La Reprise Histoire(s) du theatre (I)
- Gareth K Vile
- 25 August 2019
Serious theatrical investigations
Director Milo Rau is as concerned with the ethics of theatrical performance as aesthetics: large portions of La Reprise are concerned with the process of auditions, the selection of performers – especially the non-professional actors – and the historical context of the homophobic murder that becomes the central narrative. Using the fashionable technique of filming live performances and projecting them onto a screen, the company dissect the murder, ponder the motivations and question the very impulse that drives dramatic representation.
An extension of Brecht's fascination with alienation through the recognition of theatre's fundamental dishonesty, Rau's approach tackles the story through multiple perspectives: the victim's parents worrying in bed, the behaviour of the gang who beat him to death and, finally, the act itself. Yet the audience is never allowed to forget that this is a re-enactment, as the dead body gets up and walks off-stage and the cast reflect on their lives and opinions on performance.

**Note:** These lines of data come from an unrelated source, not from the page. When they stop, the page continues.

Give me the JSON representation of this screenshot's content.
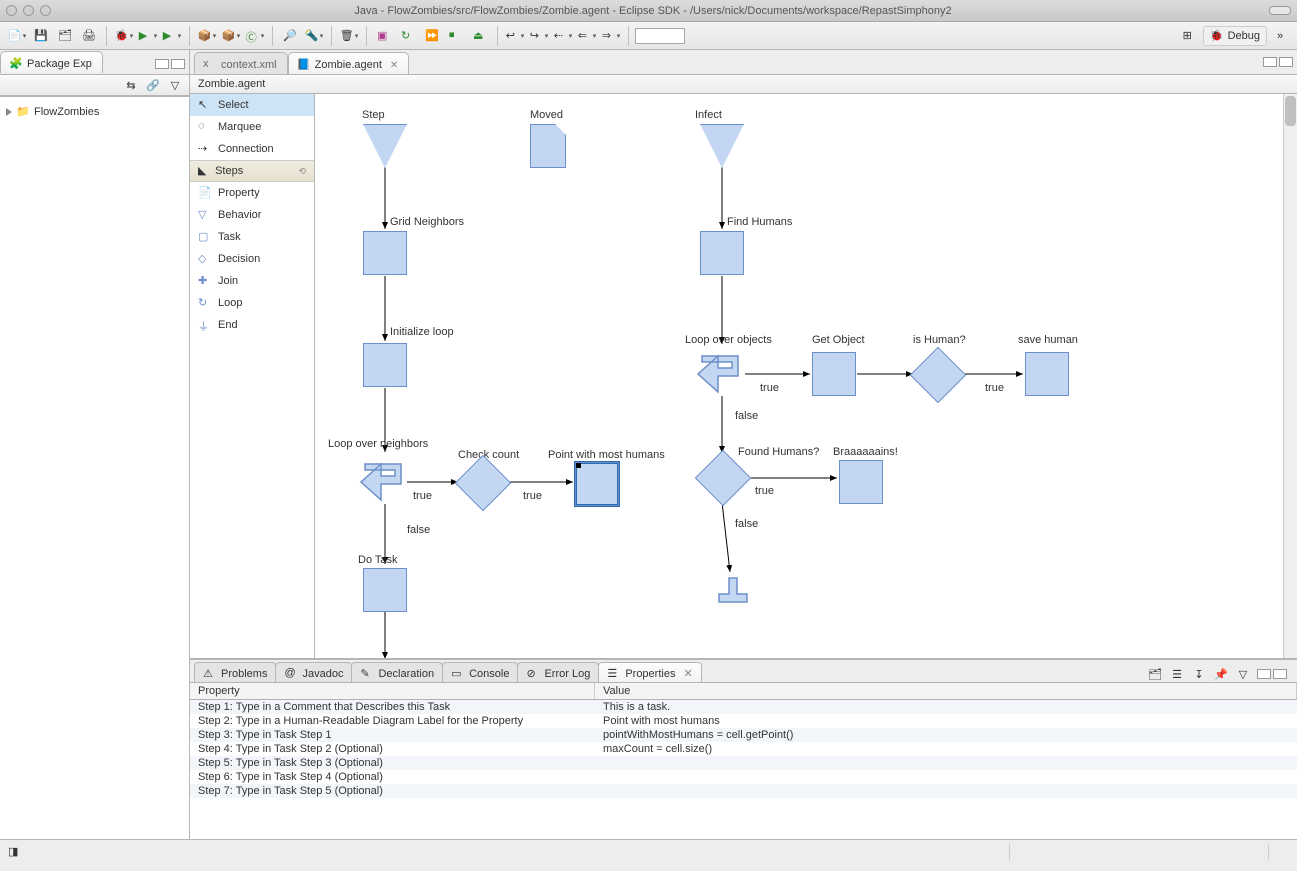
{
  "window": {
    "title": "Java - FlowZombies/src/FlowZombies/Zombie.agent - Eclipse SDK - /Users/nick/Documents/workspace/RepastSimphony2"
  },
  "perspective": {
    "label": "Debug"
  },
  "package_explorer": {
    "title": "Package Exp",
    "project": "FlowZombies"
  },
  "editor": {
    "tabs": [
      {
        "label": "context.xml",
        "active": false
      },
      {
        "label": "Zombie.agent",
        "active": true
      }
    ],
    "breadcrumb": "Zombie.agent"
  },
  "palette": {
    "tools": [
      {
        "label": "Select",
        "selected": true
      },
      {
        "label": "Marquee"
      },
      {
        "label": "Connection"
      }
    ],
    "group": "Steps",
    "steps": [
      {
        "label": "Property"
      },
      {
        "label": "Behavior"
      },
      {
        "label": "Task"
      },
      {
        "label": "Decision"
      },
      {
        "label": "Join"
      },
      {
        "label": "Loop"
      },
      {
        "label": "End"
      }
    ]
  },
  "diagram": {
    "nodes": {
      "step": "Step",
      "moved": "Moved",
      "infect": "Infect",
      "grid_neighbors": "Grid Neighbors",
      "find_humans": "Find Humans",
      "init_loop": "Initialize loop",
      "loop_objects": "Loop over objects",
      "get_object": "Get Object",
      "is_human": "is Human?",
      "save_human": "save human",
      "loop_neighbors": "Loop over neighbors",
      "check_count": "Check count",
      "point_most": "Point with most humans",
      "found_humans": "Found Humans?",
      "braains": "Braaaaaains!",
      "do_task": "Do Task"
    },
    "edges": {
      "true": "true",
      "false": "false"
    }
  },
  "bottom_tabs": [
    {
      "label": "Problems"
    },
    {
      "label": "Javadoc"
    },
    {
      "label": "Declaration"
    },
    {
      "label": "Console"
    },
    {
      "label": "Error Log"
    },
    {
      "label": "Properties",
      "active": true
    }
  ],
  "properties": {
    "col_property": "Property",
    "col_value": "Value",
    "rows": [
      {
        "p": "Step 1: Type in a Comment that Describes this Task",
        "v": "This is a task."
      },
      {
        "p": "Step 2: Type in a Human-Readable Diagram Label for the Property",
        "v": "Point with most humans"
      },
      {
        "p": "Step 3: Type in Task Step 1",
        "v": "pointWithMostHumans = cell.getPoint()"
      },
      {
        "p": "Step 4: Type in Task Step 2 (Optional)",
        "v": "maxCount = cell.size()"
      },
      {
        "p": "Step 5: Type in Task Step 3 (Optional)",
        "v": ""
      },
      {
        "p": "Step 6: Type in Task Step 4 (Optional)",
        "v": ""
      },
      {
        "p": "Step 7: Type in Task Step 5 (Optional)",
        "v": ""
      }
    ]
  }
}
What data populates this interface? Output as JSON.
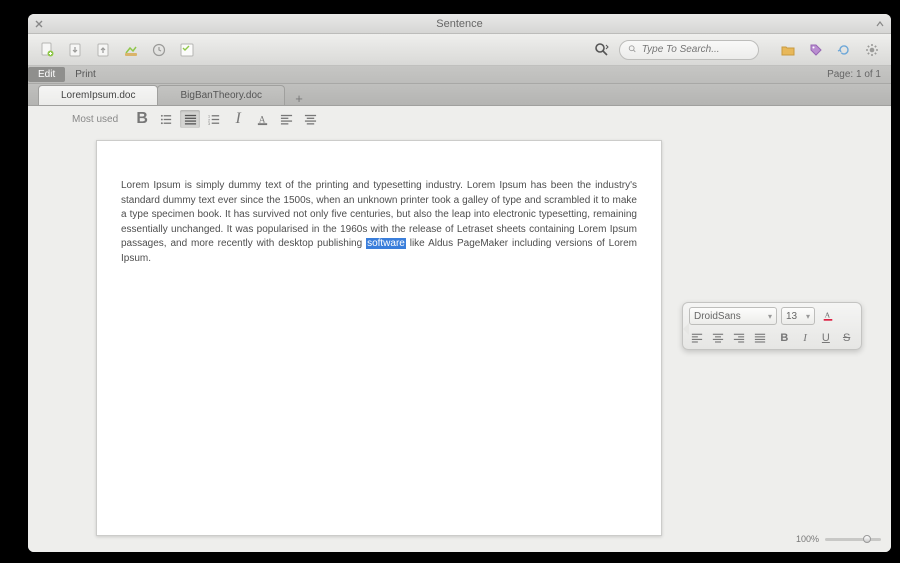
{
  "window": {
    "title": "Sentence"
  },
  "menu": {
    "edit": "Edit",
    "print": "Print",
    "page_indicator": "Page: 1 of 1"
  },
  "search": {
    "placeholder": "Type To Search..."
  },
  "tabs": [
    {
      "label": "LoremIpsum.doc",
      "active": true
    },
    {
      "label": "BigBanTheory.doc",
      "active": false
    }
  ],
  "ribbon": {
    "label": "Most used"
  },
  "document": {
    "pre": "Lorem Ipsum is simply dummy text of the printing and typesetting industry. Lorem Ipsum has been the industry's standard dummy text ever since the 1500s, when an unknown printer took a galley of type and scrambled it to make a type specimen book. It has survived not only five centuries, but also the leap into electronic typesetting, remaining essentially unchanged. It was popularised in the 1960s with the release of Letraset sheets containing Lorem Ipsum passages, and more recently with desktop publishing ",
    "selected": "software",
    "post": " like Aldus PageMaker including versions of Lorem Ipsum."
  },
  "float": {
    "font": "DroidSans",
    "size": "13"
  },
  "zoom": {
    "label": "100%"
  }
}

The killing contains a raw, emotional power, and the discursive meditations on the job of the actor and the ingrained racism of casting directors – and a visit to one of the killers in prison – offer a cerebral wander around both staged and real-life violence. That this murder had shocked the entire city of Liege, and asked questions about its values and decline appears to have encouraged Rau to insist on questioning the capacity of performance to pay sufficient respect to its sources. The dry tone that accompanies many of the conversations heightens the anxiety and horror, making this a raw, uncompromising analysis of theatre and murder.
Reviewed at The Lyceum. Run ended.